#### THE TASK
Find the lines in the listing below that include the word "content", and report how many there are, with nothing more.
____
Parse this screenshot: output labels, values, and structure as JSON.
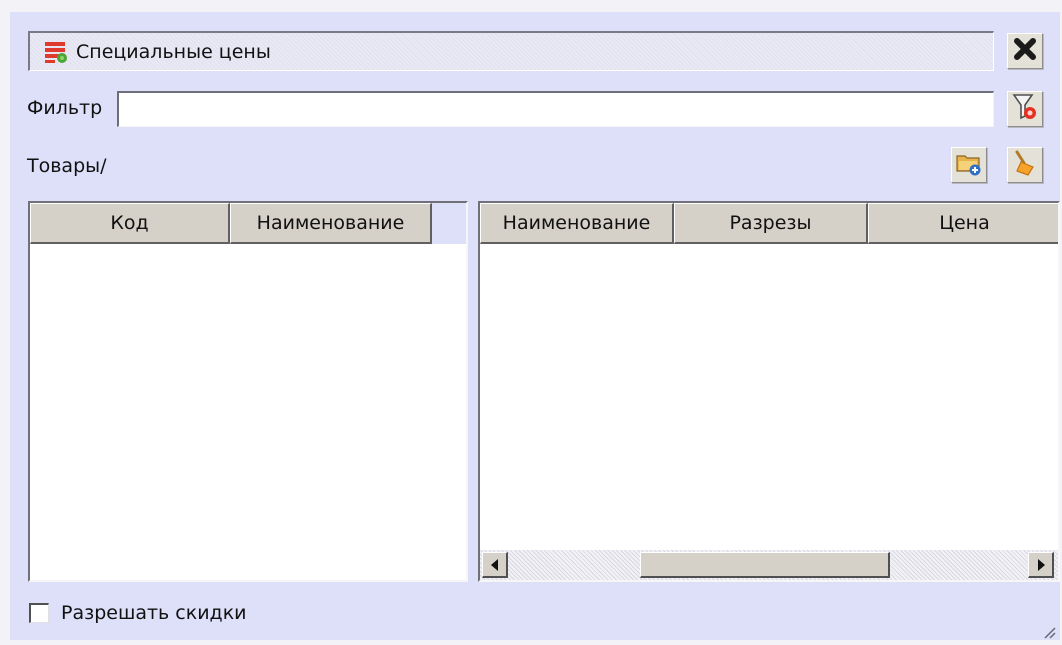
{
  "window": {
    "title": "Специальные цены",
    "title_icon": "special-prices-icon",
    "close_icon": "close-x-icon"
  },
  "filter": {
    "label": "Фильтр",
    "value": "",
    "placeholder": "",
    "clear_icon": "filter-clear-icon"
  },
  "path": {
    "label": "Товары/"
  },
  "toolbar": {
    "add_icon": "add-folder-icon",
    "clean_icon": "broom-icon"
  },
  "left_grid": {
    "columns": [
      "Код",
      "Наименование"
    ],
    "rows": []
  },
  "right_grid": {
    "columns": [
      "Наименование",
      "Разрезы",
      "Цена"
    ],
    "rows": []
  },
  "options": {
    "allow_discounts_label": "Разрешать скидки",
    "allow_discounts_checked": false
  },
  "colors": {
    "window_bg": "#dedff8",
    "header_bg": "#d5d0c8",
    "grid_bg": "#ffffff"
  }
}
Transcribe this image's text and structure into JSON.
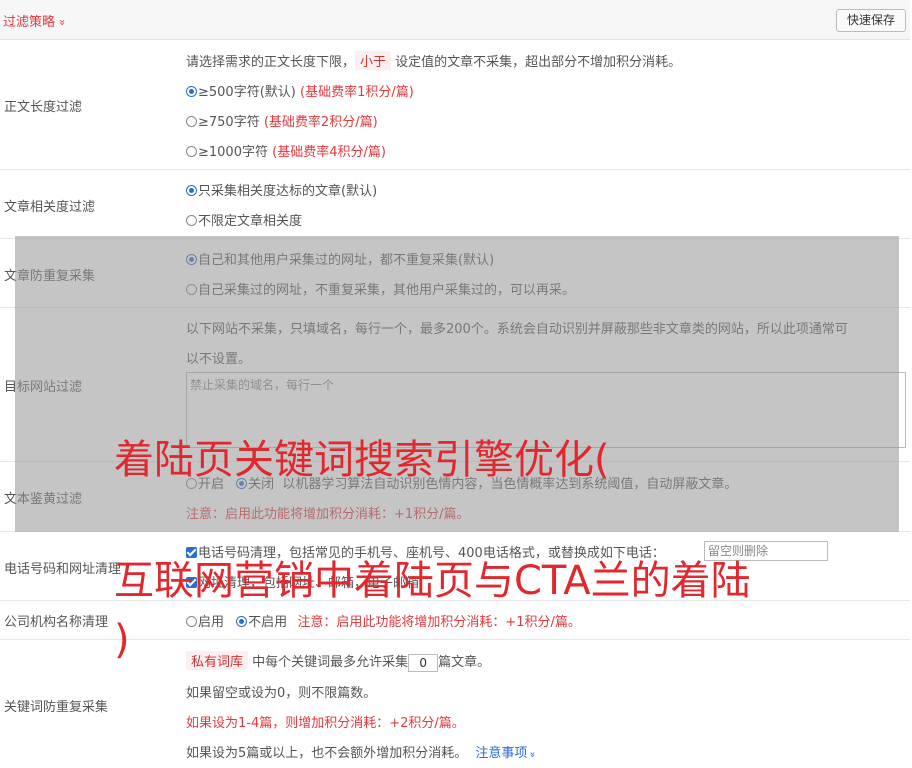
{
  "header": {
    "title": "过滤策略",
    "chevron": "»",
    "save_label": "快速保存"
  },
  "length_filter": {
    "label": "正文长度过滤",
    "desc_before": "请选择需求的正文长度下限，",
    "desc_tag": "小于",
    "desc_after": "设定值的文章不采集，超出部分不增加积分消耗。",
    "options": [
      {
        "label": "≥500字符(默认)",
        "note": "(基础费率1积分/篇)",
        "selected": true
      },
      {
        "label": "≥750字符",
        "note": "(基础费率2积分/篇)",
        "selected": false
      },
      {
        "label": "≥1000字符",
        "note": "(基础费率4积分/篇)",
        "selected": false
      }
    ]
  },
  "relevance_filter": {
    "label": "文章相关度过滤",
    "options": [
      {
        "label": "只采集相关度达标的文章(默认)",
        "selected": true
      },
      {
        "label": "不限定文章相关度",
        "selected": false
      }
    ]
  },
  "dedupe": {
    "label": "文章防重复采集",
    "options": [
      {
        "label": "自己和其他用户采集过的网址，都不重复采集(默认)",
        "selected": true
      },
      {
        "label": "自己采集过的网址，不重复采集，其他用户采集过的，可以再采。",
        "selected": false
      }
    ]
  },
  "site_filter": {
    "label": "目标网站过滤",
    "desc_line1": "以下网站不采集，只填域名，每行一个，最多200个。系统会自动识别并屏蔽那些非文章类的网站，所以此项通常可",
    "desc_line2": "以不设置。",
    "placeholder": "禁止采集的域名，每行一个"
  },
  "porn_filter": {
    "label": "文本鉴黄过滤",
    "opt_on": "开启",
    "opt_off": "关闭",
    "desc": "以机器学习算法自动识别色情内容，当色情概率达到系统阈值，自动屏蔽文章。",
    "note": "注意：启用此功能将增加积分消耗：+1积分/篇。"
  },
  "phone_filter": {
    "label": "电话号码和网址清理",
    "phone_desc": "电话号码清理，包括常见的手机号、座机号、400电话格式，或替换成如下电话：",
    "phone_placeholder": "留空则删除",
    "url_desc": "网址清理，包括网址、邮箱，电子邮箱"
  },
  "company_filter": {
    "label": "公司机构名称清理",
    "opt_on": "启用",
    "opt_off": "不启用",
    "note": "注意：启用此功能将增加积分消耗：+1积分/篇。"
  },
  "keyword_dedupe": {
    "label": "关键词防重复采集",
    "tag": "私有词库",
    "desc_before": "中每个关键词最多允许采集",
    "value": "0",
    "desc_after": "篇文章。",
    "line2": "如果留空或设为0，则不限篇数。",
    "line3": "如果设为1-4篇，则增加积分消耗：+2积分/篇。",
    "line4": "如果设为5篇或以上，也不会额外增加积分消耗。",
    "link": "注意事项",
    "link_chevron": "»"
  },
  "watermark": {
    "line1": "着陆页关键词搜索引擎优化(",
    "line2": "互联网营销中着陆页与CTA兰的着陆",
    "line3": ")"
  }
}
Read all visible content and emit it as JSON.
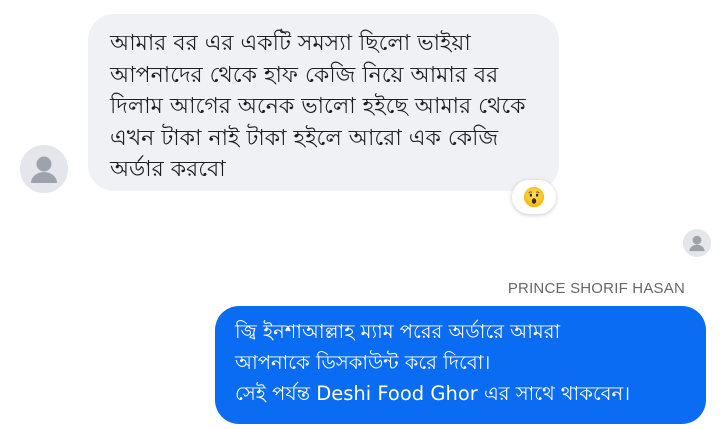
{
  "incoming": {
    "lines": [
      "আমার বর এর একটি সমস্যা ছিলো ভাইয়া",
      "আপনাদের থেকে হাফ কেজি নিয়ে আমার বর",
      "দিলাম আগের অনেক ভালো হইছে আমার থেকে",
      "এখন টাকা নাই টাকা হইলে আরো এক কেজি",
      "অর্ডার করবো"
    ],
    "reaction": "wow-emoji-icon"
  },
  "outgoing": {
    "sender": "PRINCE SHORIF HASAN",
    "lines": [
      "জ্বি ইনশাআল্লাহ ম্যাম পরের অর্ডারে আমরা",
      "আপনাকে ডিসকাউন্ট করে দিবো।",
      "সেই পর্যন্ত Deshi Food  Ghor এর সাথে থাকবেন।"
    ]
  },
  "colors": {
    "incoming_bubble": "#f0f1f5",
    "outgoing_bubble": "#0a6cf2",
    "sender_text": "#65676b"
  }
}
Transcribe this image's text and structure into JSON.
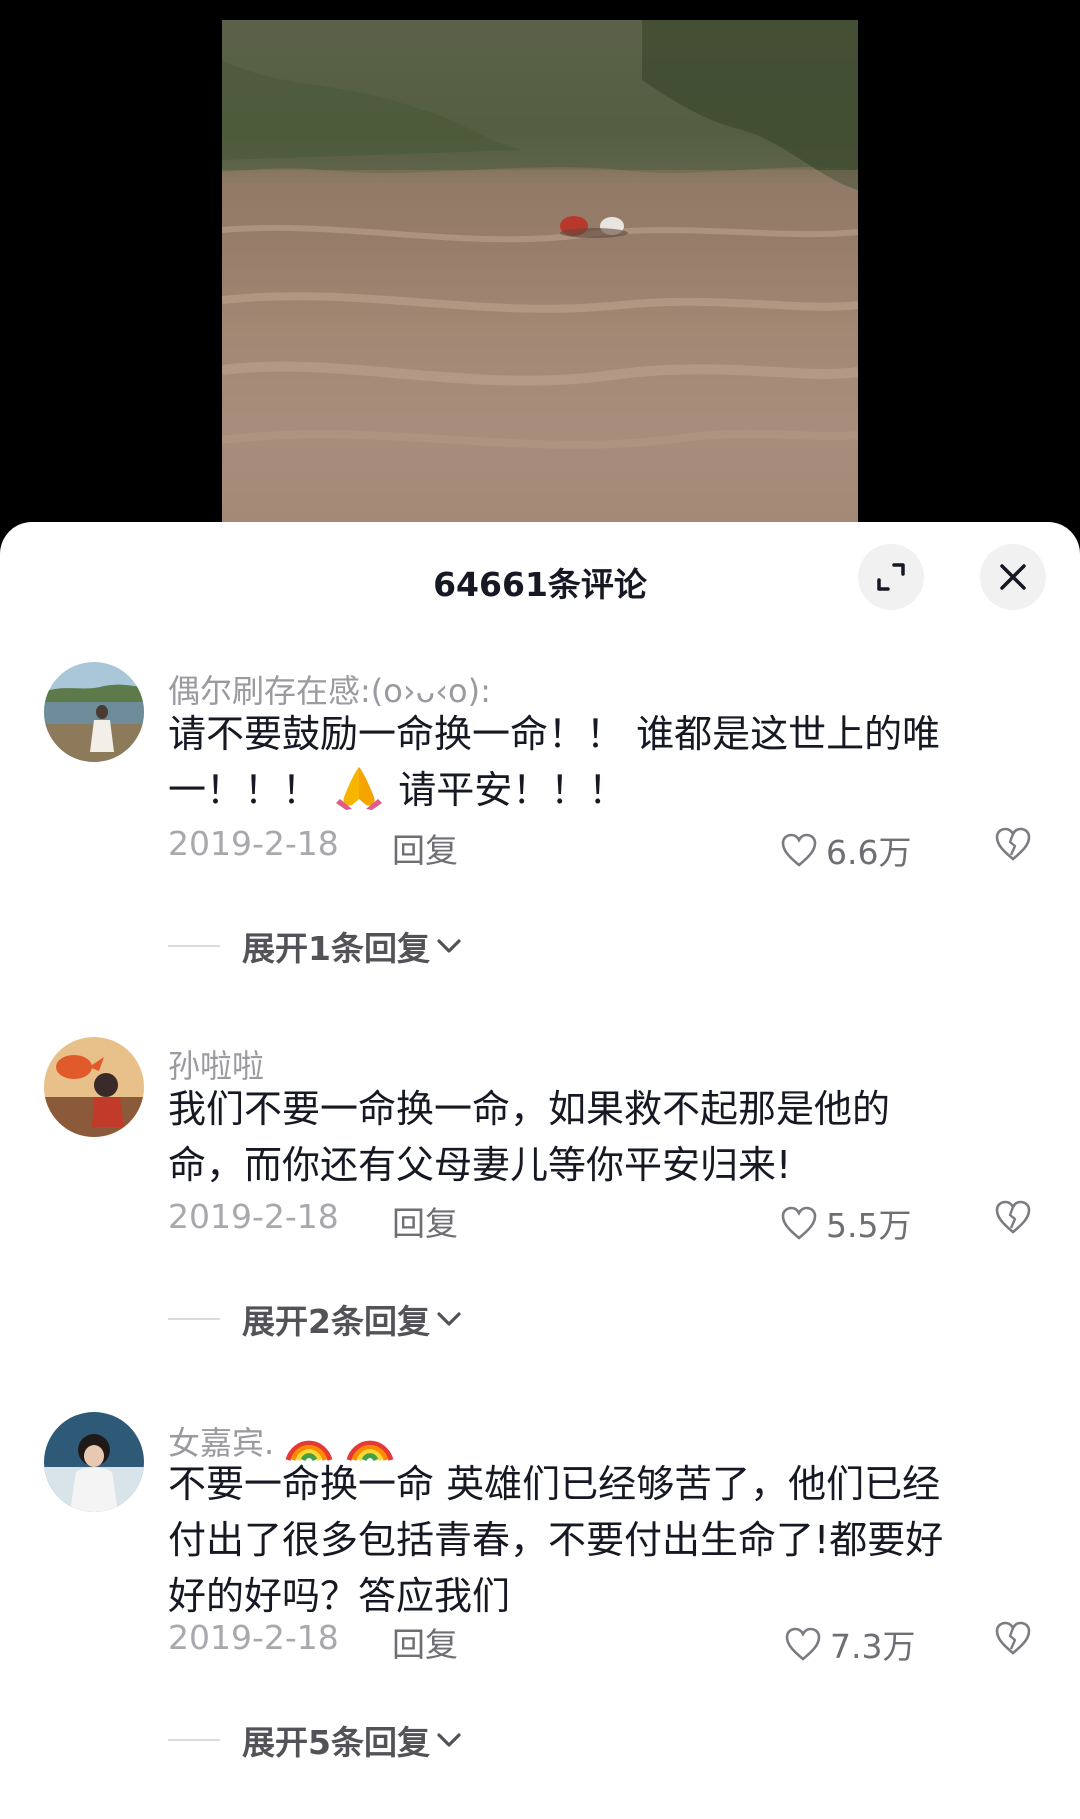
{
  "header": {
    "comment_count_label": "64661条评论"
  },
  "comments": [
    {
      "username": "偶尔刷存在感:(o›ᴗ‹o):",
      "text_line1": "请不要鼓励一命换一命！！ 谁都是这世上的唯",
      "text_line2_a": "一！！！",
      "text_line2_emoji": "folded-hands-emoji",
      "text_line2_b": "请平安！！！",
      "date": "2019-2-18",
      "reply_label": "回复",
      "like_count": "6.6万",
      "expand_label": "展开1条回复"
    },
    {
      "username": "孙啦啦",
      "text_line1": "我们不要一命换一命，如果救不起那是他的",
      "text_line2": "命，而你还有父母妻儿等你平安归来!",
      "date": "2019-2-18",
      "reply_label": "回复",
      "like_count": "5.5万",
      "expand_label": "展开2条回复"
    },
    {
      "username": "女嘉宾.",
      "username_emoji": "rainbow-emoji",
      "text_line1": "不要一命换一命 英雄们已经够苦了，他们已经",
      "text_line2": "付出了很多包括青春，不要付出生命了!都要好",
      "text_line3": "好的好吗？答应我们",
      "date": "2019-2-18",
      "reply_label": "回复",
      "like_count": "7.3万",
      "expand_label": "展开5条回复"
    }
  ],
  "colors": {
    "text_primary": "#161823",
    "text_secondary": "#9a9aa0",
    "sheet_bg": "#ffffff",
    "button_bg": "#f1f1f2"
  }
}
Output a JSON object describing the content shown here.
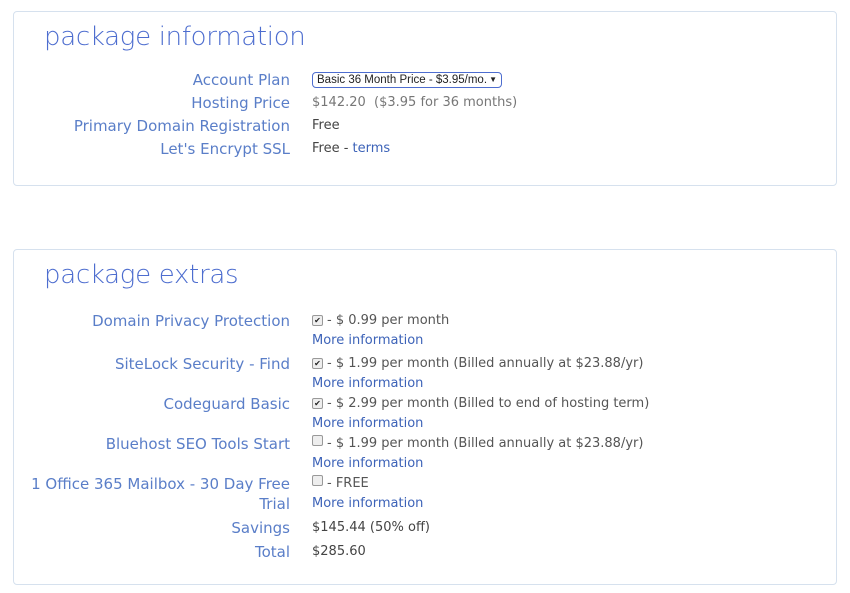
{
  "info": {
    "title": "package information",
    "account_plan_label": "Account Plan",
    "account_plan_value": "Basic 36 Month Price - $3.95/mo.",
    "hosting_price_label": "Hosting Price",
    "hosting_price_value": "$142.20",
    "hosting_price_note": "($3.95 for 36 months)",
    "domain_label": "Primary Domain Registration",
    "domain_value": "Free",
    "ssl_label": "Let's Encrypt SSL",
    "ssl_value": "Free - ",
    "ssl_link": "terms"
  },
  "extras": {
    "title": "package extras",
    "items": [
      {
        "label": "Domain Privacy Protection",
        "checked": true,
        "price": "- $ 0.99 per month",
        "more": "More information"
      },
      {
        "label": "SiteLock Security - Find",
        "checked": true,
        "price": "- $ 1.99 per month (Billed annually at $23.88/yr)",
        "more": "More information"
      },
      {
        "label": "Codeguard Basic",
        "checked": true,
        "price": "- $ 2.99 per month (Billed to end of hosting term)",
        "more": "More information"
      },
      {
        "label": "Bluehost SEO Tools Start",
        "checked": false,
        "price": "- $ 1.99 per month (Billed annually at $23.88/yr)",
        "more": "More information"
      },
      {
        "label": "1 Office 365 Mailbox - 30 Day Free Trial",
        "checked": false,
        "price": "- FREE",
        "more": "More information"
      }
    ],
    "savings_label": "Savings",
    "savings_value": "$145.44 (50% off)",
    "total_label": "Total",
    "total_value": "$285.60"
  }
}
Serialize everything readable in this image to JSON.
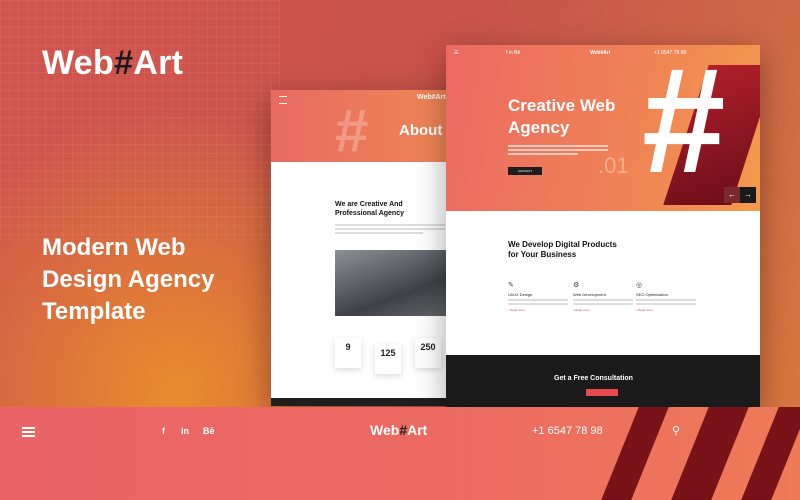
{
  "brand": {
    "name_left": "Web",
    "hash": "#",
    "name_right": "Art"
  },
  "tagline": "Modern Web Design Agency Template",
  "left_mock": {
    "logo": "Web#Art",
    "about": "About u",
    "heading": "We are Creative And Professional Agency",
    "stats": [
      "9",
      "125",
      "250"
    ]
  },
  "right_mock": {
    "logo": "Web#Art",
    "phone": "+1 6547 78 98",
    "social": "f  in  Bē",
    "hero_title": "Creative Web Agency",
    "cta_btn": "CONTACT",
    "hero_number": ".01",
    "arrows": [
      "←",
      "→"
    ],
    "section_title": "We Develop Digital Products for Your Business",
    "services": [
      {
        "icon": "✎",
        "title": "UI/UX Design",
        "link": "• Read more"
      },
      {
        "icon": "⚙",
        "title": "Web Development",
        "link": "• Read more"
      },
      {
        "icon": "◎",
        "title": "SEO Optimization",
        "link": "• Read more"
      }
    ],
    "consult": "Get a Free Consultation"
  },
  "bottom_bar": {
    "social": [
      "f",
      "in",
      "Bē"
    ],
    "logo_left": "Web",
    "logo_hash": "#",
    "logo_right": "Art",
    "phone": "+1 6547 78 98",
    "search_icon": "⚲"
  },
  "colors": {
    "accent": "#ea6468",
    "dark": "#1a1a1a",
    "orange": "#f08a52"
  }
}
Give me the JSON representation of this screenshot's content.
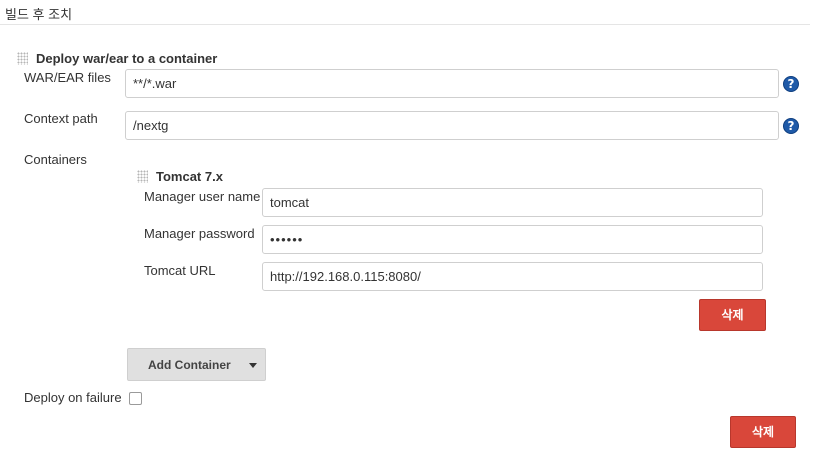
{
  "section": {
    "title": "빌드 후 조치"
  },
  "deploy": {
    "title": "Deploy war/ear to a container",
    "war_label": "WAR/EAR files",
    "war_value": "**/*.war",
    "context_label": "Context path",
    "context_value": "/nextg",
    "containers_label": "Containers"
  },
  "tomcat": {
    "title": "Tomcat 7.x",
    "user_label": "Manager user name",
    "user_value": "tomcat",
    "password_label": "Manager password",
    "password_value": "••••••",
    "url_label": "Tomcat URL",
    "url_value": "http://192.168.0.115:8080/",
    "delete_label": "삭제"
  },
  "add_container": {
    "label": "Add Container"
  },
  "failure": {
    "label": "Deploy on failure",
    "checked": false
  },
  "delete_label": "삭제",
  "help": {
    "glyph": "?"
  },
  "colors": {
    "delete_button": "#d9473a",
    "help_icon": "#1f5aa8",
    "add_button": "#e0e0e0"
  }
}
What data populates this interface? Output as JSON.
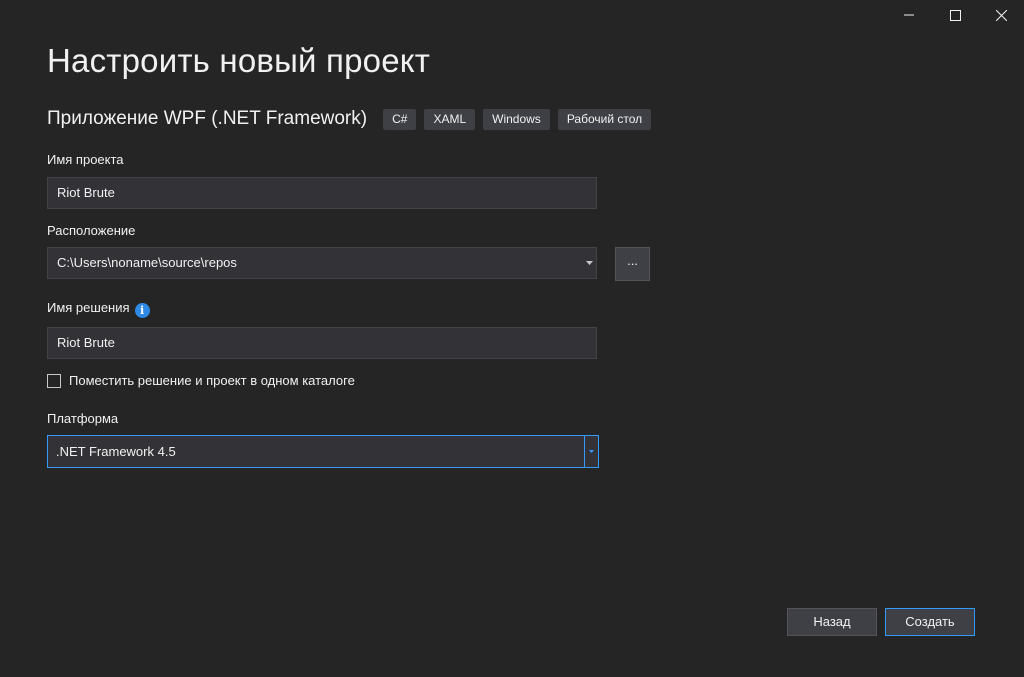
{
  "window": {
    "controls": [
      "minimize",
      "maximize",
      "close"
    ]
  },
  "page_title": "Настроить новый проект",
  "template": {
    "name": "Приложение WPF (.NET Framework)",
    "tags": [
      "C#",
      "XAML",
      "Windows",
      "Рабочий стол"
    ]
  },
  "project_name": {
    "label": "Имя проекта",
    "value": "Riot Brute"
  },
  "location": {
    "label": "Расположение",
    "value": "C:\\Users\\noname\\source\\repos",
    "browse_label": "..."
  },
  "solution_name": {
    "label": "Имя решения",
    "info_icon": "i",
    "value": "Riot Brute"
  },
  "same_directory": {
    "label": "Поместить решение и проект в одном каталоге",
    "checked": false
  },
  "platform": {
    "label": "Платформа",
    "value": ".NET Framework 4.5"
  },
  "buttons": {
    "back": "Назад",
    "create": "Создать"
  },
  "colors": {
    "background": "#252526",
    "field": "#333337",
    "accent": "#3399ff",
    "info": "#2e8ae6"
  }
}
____
#### WRITTEN ANSWER
3